Inhalant Paraphernalia

According to the National Institute on Drug Abuse, inhalants are the easiest drugs for young people to obtain, and they are often quite popular among young people, as they tend to pack a powerful punch. Any person who has common inhalants, including spray paint, gasoline or solvents, at hand at all times should be suspected of inhalant abuse. Examples of inhalant paraphernalia include:

  • Balloons
  • Nozzles
  • Bottles or cans containing inhalant residue
  • Rags dipped in chemicals

Concealment Devices

Some forms of drug paraphernalia are found in common pieces of clothing. For example, an article produced by KSL in Utah suggests that some drug users modify their hats, adding small pockets at the brim that could hold a stash of drugs.

Other users add pockets to their pants, shoes or underwear, so they can carry drugs from place to place while feeling more confident that they will not be caught in possession of drugs. Some users stash their drugs in bottles that once contained eye drops, or they place drugs in small water bottles and drink from them at will.
These might be hard for outsiders to detect without performing a close inspection. However, if users feel confident that their drugs are well concealed in these devices, they may not remove their drugs. For this reason, people who stumble across the concealment paraphernalia may also stumble across actual drugs.

What to Do

It can be tempting for people who find paraphernalia to march right up to the user and demand that he or she stop using right now. Some people might even be tempted to wave the paraphernalia about during this discussion, making it difficult for the addict to overlook the evidence and deny the problem. While this response might be understandable, it also might not be helpful. A person who finds paraphernalia has found important evidence that an addiction is taking place, but the addict might feel attacked if that paraphernalia is abruptly taken and used as a weapon in this way.

Instead, an intervention can make good use of the paraphernalia. Here, the family can reference the items as hard evidence that the drug use is taking place, but they can do so in a way that is supportive and constructive. Families can use statements such as, “I found syringes in your room in your laundry basket. I don’t want anything to happen to you. What can I do to help you stop using?” Interventionists can help families plan for important discussions like this, and they can help families learn how to make good use of the paraphernalia they have found. With planning, that evidence might be the piece that pushes the addict to accept needed addiction help.
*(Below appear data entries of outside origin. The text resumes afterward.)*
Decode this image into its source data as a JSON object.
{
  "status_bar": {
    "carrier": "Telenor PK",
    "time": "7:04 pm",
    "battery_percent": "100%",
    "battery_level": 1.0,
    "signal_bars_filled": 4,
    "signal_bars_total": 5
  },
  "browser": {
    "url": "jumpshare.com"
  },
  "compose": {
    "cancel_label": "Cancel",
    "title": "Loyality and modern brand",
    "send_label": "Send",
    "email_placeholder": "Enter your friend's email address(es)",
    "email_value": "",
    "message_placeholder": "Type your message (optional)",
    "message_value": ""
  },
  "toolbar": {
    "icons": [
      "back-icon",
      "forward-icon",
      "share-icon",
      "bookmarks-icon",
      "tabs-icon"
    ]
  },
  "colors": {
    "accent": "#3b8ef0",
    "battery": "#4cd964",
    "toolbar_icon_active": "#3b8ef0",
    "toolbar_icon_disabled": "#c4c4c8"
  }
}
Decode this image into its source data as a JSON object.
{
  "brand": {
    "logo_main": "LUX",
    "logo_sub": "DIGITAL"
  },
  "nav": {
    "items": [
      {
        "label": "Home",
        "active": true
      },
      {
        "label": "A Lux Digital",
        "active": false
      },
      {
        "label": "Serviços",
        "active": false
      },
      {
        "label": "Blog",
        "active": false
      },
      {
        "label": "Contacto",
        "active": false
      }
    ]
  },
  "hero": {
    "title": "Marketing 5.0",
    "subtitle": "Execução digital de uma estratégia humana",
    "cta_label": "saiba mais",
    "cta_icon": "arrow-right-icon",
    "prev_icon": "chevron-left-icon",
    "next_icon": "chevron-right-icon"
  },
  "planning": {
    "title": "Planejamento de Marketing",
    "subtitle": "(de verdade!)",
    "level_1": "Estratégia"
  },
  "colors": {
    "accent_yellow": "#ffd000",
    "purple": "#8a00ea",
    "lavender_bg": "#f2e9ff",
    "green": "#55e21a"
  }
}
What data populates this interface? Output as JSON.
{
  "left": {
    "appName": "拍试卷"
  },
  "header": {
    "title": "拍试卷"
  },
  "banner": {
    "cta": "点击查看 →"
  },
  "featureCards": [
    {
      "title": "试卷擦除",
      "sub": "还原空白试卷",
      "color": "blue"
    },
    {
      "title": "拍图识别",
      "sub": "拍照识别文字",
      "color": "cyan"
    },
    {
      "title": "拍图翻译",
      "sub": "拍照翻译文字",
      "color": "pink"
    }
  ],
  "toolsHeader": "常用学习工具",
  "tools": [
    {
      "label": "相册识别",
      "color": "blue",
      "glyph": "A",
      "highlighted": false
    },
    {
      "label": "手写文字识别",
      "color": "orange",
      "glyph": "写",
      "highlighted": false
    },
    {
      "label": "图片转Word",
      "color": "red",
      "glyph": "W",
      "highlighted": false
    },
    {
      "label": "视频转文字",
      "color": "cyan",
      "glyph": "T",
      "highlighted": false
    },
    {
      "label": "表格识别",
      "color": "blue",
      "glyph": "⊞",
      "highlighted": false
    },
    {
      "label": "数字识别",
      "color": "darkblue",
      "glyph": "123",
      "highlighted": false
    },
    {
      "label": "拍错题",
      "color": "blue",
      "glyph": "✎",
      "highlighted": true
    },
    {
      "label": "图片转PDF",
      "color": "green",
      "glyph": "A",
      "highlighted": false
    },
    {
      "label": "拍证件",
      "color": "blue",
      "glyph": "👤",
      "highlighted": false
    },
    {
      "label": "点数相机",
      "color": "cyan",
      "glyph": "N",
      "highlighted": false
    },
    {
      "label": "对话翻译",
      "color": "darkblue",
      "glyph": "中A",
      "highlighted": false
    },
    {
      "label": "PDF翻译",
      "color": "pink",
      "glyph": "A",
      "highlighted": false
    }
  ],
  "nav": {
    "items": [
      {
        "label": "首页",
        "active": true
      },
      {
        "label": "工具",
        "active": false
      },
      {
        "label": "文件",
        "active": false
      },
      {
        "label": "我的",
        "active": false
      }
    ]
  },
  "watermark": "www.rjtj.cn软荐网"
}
If you’d like to confront your loved one about their drug use but aren’t sure how to do so, give us a call. We can connect you with an interventionist in your area who can help.